The Bible tells us to avoid saying destructive things. It says that our words should “edify” people. That means to build them up, as opposed to tearing them down.
Let no corrupt communication proceed out of your mouth, but that which is good to the use of edifying, that it may minister grace unto the hearers. (Ephesians 4:29, emphasis added)
That includes what we tell ourselves. When we talk to ourselves, we are both the speaker and the hearer.
As Christians, we should focus on the Lord, and on loving and serving our neighbors. Self-condemnation undermines both of those. It gets our focus on ourselves, and makes us the center of attention. It is actually a form of injured pride because it forgets that our value is in God alone.
We need to focus on God rather than on ourselves. We should try to see people (including ourselves) the way that God sees them, and try to live according to biblical principles. The Epistles can be helpful for doing this. They are pastoral letters written to Christians, and they deal with the practical issues of everyday life.

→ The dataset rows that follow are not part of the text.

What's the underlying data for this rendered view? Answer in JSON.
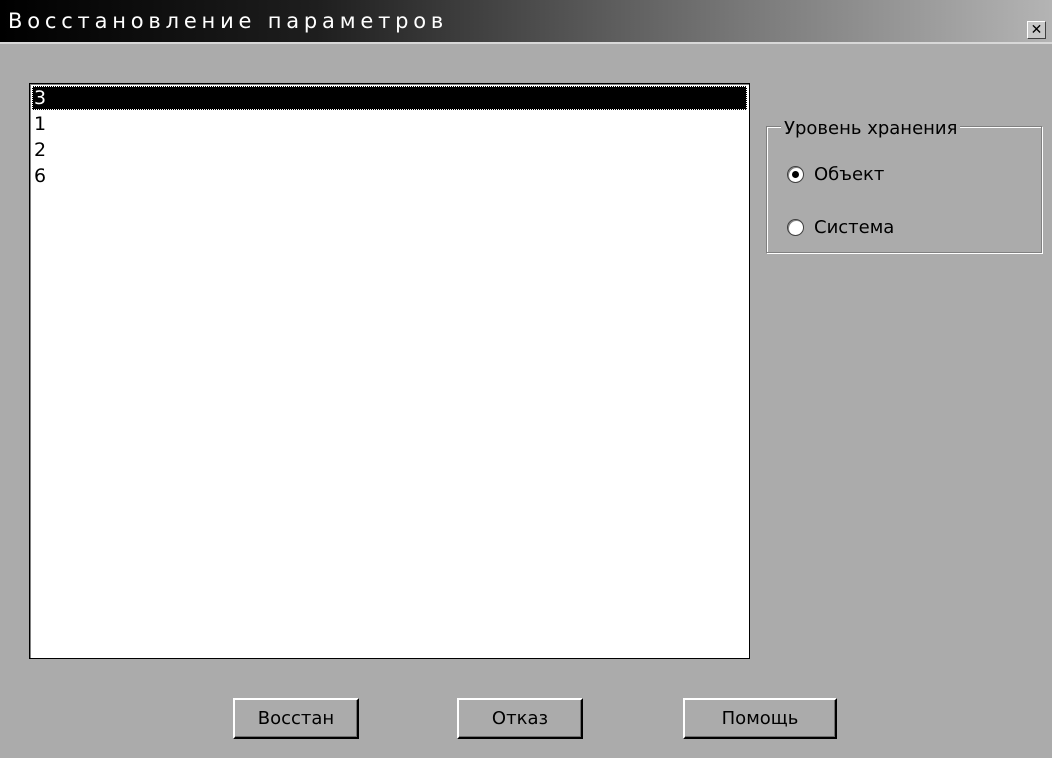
{
  "window": {
    "title": "Восстановление параметров",
    "close_label": "✕"
  },
  "list": {
    "items": [
      "3",
      "1",
      "2",
      "6"
    ],
    "selected_index": 0
  },
  "storage_level": {
    "legend": "Уровень хранения",
    "options": [
      {
        "label": "Объект",
        "checked": true
      },
      {
        "label": "Система",
        "checked": false
      }
    ]
  },
  "buttons": {
    "restore": "Восстан",
    "cancel": "Отказ",
    "help": "Помощь"
  }
}
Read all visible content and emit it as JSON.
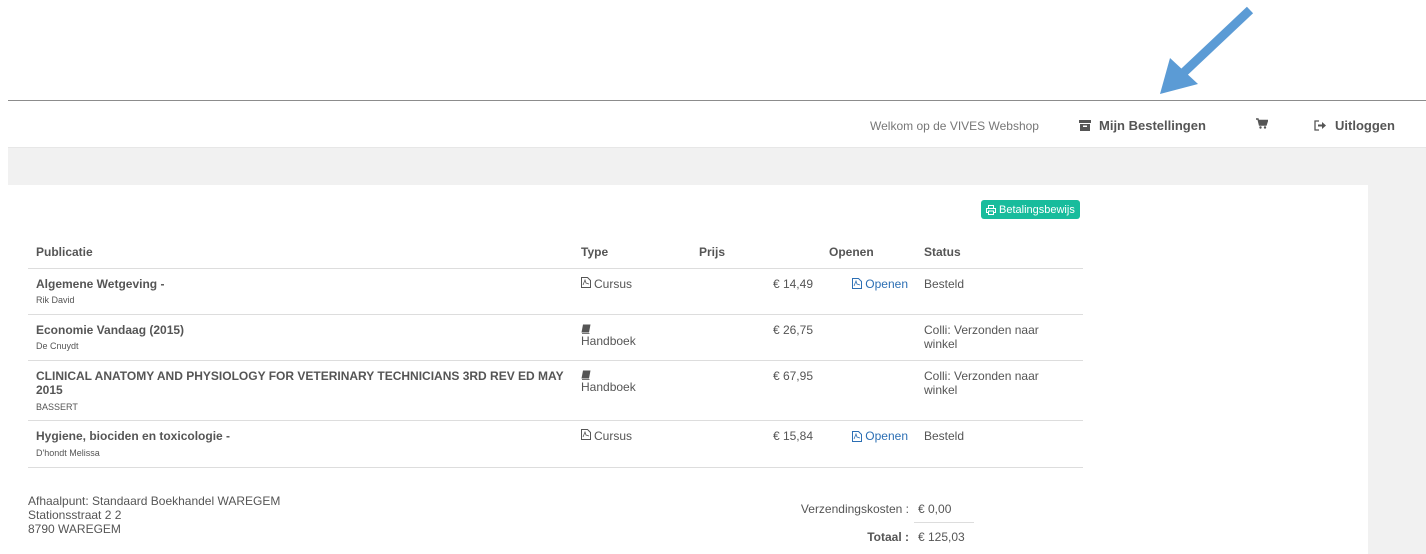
{
  "header": {
    "welcome": "Welkom op de VIVES Webshop",
    "orders_label": "Mijn Bestellingen",
    "logout_label": "Uitloggen",
    "orders_icon": "archive-icon",
    "cart_icon": "cart-icon",
    "logout_icon": "sign-out-icon"
  },
  "payment_button": {
    "label": "Betalingsbewijs",
    "icon": "print-icon",
    "color": "#18bc9c"
  },
  "table": {
    "headers": {
      "publication": "Publicatie",
      "type": "Type",
      "price": "Prijs",
      "open": "Openen",
      "status": "Status"
    },
    "rows": [
      {
        "title": "Algemene Wetgeving -",
        "author": "Rik David",
        "type": "Cursus",
        "type_icon": "pdf-icon",
        "price": "€ 14,49",
        "open": "Openen",
        "status": "Besteld"
      },
      {
        "title": "Economie Vandaag (2015)",
        "author": "De Cnuydt",
        "type": "Handboek",
        "type_icon": "book-icon",
        "price": "€ 26,75",
        "open": "",
        "status": "Colli: Verzonden naar winkel"
      },
      {
        "title": "CLINICAL ANATOMY AND PHYSIOLOGY FOR VETERINARY TECHNICIANS 3RD REV ED MAY 2015",
        "author": "BASSERT",
        "type": "Handboek",
        "type_icon": "book-icon",
        "price": "€ 67,95",
        "open": "",
        "status": "Colli: Verzonden naar winkel"
      },
      {
        "title": "Hygiene, biociden en toxicologie -",
        "author": "D'hondt Melissa",
        "type": "Cursus",
        "type_icon": "pdf-icon",
        "price": "€ 15,84",
        "open": "Openen",
        "status": "Besteld"
      }
    ]
  },
  "pickup": {
    "line1": "Afhaalpunt: Standaard Boekhandel WAREGEM",
    "line2": "Stationsstraat 2 2",
    "line3": "8790 WAREGEM"
  },
  "summary": {
    "shipping_label": "Verzendingskosten :",
    "shipping_value": "€ 0,00",
    "total_label": "Totaal :",
    "total_value": "€ 125,03"
  },
  "colors": {
    "link": "#2c6fb4",
    "accent": "#18bc9c",
    "arrow": "#5b9bd5",
    "band": "#f1f1f1"
  }
}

God’s Power and Faithfulness
We live in a world that is morally sliding downhill. But we can be reassured because where sin abounds, God’s grace abounds even more (Romans 5:20).
If we feel weak or inadequate, then we can be strengthened and comforted by the fact that God told Paul:
My grace is sufficient for thee: for my strength is made perfect in weakness. (2 Corinthians 12:9)
God doesn’t play favorites. What He did for Paul, He will do for all of His children. We can rest assured that God’s grace really is sufficient for us. When we are weak, He will give us His strength to go on. We can see this same promise in the Epistle of Jude, which says:
Now unto him that is able to keep you from falling, and to present you faultless before the presence of his glory with exceeding joy, To the only wise God our Saviour, be glory and majesty, dominion and power, both now and ever. Amen. (Jude 24-25)
God has provided everything that we need in order to overcome every obstacle to trusting Him. The Apostle Peter told us:
According as his divine power hath given unto us all things that pertain unto life and godliness, through the knowledge of him that hath called us to glory and virtue: Whereby are given unto us exceeding great and precious promises: that by these ye might be partakers of the divine nature, having escaped the corruption that is in the world through lust. (2 Peter 1:3-4, emphasis added)
We can begin appropriating these “great and precious promises” right now. And then we can spend the rest of our lives learning how to live by them more and more consistently. It’s a process and an adventure. We can spend a lifetime doing it here on earth and then enjoy the fruits of it for all eternity.
(From Strength for Tough Times by Maria Kneas)